### Activity
The number of lines below that contain the word "text" is all that the answer should hold.

(Data about app and page elements)
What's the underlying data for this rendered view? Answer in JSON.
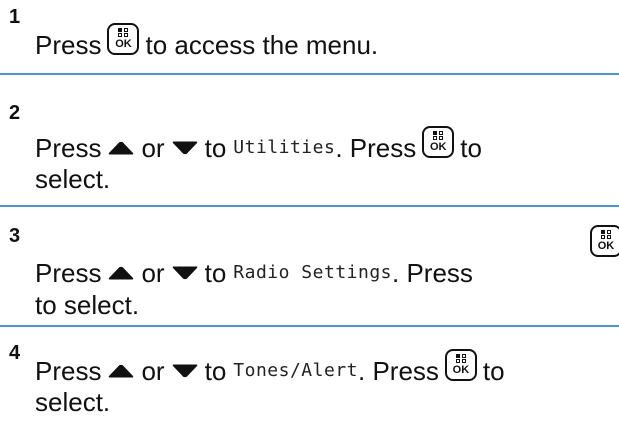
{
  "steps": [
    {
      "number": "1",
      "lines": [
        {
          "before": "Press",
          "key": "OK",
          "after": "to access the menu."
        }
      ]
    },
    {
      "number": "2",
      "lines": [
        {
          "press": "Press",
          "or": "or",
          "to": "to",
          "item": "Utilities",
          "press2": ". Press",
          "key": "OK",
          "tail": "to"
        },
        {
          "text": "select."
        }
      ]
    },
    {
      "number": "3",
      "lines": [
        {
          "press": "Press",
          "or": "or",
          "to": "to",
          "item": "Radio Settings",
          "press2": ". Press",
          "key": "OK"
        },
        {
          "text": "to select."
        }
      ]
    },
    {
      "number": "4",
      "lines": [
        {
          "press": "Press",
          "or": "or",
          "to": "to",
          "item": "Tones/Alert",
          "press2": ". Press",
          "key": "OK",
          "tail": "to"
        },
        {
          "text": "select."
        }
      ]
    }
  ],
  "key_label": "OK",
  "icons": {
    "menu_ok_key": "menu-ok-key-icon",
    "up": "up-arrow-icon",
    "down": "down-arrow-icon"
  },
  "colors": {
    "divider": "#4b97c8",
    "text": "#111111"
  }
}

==

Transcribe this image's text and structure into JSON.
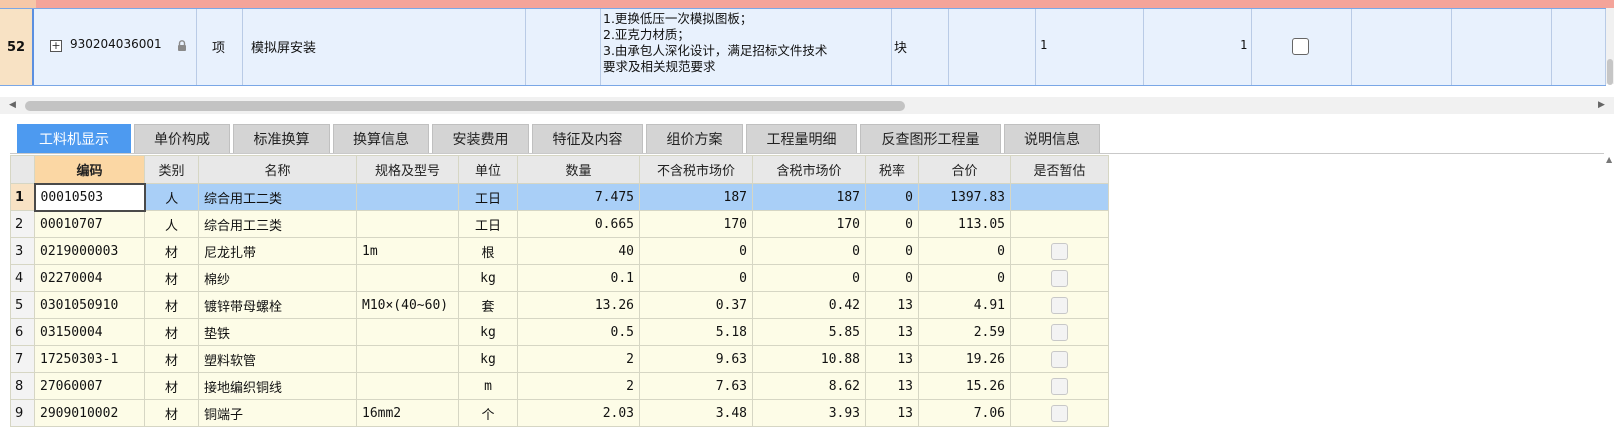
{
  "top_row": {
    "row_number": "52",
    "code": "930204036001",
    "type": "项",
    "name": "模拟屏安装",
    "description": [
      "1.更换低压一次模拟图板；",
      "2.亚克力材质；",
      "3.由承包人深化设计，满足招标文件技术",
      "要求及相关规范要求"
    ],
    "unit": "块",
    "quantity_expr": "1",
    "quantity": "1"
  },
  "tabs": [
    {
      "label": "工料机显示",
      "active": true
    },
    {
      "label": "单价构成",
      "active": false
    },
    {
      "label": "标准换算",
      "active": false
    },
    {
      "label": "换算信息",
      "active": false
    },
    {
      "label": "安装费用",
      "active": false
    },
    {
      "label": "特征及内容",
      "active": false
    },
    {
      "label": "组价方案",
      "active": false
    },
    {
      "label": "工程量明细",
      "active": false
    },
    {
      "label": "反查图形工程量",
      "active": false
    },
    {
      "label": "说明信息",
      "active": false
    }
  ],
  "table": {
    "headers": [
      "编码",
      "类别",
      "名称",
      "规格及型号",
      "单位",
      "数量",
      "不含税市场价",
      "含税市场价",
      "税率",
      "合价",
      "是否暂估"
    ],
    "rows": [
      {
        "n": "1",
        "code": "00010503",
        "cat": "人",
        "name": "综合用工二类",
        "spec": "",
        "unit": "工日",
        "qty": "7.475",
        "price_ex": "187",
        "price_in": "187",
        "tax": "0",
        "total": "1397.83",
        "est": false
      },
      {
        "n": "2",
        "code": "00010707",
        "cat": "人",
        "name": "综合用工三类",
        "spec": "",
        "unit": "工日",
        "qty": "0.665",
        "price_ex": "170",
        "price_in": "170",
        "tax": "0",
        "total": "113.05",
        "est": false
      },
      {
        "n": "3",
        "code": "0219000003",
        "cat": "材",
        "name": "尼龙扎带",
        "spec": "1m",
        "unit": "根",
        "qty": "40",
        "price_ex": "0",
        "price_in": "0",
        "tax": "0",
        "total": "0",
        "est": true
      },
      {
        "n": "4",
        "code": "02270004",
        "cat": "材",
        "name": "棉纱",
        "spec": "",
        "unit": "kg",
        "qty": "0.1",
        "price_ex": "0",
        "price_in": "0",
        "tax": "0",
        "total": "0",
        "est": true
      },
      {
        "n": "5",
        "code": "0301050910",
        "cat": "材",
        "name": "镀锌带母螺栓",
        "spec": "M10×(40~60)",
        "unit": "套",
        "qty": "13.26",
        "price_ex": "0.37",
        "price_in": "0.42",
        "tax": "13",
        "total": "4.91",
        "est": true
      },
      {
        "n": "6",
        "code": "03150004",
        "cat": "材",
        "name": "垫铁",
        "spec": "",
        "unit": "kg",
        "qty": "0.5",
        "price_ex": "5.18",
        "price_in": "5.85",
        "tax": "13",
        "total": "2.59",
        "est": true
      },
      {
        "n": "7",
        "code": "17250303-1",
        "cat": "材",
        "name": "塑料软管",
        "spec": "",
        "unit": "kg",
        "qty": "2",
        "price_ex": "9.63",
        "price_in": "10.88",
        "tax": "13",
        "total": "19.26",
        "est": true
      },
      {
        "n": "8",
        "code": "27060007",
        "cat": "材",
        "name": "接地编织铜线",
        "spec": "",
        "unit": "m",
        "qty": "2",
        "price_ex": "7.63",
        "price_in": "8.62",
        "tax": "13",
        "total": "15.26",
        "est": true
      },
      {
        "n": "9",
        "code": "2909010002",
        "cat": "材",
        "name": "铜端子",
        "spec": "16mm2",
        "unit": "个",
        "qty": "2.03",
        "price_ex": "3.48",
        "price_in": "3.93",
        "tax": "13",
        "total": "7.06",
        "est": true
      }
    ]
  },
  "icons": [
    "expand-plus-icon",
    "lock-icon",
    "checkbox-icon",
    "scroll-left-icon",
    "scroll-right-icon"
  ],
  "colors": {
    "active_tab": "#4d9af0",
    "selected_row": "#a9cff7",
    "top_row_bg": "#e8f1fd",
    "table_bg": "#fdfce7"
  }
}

### Solution for this exercise
5